10. Don’t forget non-physician referral sources
Non-physician referrals include nurses, nurse practitioners, physician assistants, pharmacists, pharmaceutical representatives, social workers, lawyers, beauticians, and manicurists. Many of these non-physicians can send patients to primary care doctors and specialists.
11. Gift giving
This is the least likely method to attract referrals. If you send a fruit and wine basket at holiday time, it will be one of many that the referring doctor will receive. Certain gifts will make you stand out from others at holiday time. A good example is a set of personalized luggage tags. The tags were laminated with the doctor’s last name on a red tag, making it easy to identify on the baggage claim carousel. Finally, I would suggest sending your gift at Thanksgiving instead of right before Christmas.

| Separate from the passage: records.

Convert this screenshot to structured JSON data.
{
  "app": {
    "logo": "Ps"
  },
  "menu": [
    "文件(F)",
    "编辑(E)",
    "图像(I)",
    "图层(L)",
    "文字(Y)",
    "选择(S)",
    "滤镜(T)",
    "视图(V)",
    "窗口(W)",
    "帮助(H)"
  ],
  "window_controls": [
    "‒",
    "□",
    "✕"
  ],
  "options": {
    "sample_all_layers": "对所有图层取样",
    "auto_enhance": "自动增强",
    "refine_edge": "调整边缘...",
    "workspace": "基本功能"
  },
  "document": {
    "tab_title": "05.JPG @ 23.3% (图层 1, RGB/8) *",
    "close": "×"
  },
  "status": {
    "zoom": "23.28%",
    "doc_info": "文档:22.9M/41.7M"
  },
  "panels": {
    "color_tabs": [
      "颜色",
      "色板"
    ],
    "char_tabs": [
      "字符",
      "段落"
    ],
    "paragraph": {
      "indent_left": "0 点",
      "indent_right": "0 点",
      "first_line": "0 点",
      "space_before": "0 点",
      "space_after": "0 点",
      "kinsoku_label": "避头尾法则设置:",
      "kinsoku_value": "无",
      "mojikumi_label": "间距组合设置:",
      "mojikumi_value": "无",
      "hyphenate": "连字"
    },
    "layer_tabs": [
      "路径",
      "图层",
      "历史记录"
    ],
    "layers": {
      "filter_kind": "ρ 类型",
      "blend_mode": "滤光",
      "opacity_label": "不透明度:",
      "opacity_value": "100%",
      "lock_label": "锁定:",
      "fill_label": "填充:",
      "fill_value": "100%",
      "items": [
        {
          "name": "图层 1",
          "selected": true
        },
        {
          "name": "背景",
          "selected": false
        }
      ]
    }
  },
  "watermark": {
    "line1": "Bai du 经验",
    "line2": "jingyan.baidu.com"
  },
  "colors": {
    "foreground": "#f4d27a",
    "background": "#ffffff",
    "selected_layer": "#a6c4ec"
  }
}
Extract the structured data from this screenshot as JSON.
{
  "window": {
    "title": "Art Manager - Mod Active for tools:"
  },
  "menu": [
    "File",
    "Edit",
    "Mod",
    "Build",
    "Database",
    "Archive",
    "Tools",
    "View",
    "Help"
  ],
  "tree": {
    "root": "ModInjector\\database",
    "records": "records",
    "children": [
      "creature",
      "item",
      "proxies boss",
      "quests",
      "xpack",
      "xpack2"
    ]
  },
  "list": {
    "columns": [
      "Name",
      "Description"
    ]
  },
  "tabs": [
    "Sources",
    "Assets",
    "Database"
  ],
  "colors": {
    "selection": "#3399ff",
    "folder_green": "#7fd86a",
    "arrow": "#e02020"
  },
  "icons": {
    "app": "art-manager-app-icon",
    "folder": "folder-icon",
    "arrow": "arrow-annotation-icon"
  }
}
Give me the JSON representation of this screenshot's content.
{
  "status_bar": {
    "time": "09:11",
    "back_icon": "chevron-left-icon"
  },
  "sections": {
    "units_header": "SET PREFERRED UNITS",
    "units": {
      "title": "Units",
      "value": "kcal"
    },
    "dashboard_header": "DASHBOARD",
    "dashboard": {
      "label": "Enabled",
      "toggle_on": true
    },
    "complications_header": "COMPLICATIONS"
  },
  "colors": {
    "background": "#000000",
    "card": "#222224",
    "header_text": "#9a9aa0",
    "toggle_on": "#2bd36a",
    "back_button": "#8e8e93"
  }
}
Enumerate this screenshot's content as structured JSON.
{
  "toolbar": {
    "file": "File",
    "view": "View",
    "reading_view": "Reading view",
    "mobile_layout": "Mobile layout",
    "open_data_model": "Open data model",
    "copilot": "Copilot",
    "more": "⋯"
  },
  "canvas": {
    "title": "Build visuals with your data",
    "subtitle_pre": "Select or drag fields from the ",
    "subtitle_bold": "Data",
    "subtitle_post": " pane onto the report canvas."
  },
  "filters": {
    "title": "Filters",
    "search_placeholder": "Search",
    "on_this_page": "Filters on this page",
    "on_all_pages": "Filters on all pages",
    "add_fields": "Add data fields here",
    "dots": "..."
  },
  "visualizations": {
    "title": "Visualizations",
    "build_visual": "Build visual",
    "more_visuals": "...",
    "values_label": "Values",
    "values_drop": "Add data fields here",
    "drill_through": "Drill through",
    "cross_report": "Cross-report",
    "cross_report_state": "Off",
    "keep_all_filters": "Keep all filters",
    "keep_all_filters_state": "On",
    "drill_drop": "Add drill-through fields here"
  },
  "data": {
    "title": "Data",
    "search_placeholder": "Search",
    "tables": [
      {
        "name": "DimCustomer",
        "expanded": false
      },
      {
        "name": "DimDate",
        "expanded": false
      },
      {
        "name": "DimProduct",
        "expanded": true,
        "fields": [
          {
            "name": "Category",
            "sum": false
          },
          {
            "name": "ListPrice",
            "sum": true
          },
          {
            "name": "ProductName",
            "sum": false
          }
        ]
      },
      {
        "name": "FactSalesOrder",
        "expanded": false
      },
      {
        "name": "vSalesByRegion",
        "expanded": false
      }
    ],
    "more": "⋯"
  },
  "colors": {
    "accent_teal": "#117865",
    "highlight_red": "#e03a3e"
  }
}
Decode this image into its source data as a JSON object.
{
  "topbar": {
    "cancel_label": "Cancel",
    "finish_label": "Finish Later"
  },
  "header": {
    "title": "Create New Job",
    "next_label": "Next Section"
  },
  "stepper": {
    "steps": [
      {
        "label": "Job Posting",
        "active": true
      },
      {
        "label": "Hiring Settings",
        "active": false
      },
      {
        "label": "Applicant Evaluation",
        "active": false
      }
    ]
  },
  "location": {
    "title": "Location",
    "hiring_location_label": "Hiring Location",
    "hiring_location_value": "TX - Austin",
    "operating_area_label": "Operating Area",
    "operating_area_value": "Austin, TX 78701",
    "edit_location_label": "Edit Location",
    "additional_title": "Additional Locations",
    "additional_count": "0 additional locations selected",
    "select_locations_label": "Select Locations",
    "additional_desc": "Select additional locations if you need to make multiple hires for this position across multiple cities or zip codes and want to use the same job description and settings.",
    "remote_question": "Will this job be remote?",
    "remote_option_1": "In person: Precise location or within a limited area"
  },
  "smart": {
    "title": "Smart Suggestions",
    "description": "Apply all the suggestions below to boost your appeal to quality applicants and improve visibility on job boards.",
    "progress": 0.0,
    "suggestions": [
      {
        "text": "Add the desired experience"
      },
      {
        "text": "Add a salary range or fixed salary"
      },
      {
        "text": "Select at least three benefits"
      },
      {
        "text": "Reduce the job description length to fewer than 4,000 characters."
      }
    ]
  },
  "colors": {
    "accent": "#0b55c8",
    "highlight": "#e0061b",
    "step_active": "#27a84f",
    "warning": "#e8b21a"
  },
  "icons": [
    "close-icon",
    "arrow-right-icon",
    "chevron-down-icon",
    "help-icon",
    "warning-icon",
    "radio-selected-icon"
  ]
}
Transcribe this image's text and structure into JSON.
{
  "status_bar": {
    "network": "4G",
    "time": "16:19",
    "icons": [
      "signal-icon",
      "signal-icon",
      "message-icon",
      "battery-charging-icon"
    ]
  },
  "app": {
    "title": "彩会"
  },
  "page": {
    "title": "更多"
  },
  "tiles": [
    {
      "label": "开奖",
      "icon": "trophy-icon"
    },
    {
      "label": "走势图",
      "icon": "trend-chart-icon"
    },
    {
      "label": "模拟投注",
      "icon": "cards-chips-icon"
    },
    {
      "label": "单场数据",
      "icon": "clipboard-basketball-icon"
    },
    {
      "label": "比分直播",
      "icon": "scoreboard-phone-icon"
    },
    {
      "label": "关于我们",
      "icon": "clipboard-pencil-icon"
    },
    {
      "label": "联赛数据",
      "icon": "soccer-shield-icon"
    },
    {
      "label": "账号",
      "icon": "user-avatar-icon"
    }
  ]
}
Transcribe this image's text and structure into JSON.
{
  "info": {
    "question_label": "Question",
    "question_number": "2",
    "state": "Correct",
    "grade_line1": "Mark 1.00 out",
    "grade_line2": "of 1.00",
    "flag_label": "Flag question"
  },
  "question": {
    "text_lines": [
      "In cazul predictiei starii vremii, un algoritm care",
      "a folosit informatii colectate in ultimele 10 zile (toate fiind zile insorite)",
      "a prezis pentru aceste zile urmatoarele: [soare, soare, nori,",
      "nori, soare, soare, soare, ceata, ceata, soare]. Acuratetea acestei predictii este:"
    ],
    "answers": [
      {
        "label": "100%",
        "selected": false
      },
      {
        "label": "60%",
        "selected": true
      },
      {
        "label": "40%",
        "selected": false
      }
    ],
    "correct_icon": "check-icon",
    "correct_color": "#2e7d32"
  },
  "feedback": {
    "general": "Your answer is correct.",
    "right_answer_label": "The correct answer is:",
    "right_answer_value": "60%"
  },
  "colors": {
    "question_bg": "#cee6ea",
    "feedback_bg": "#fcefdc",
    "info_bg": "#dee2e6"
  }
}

Doctors are not as rushed now, and they are more likely to remember your gift.
Physicians can build a practice by word of mouth and do a great job caring for the patients, hoping they will tell others about their positive experiences. However, there are great opportunities to enhance the referring doctor relationship. Try a few of these ideas, and you will certainly see your referrals increase significantly.
Neil Baum, MD, a Professor of Clinical Urology at Tulane University in New Orleans, LA. Dr. Baum is the author of several books, including the best-selling book, Marketing Your Medical Practice-Ethically, Effectively, and Economically, which has sold over 225,000 copies and has been translated into Spanish.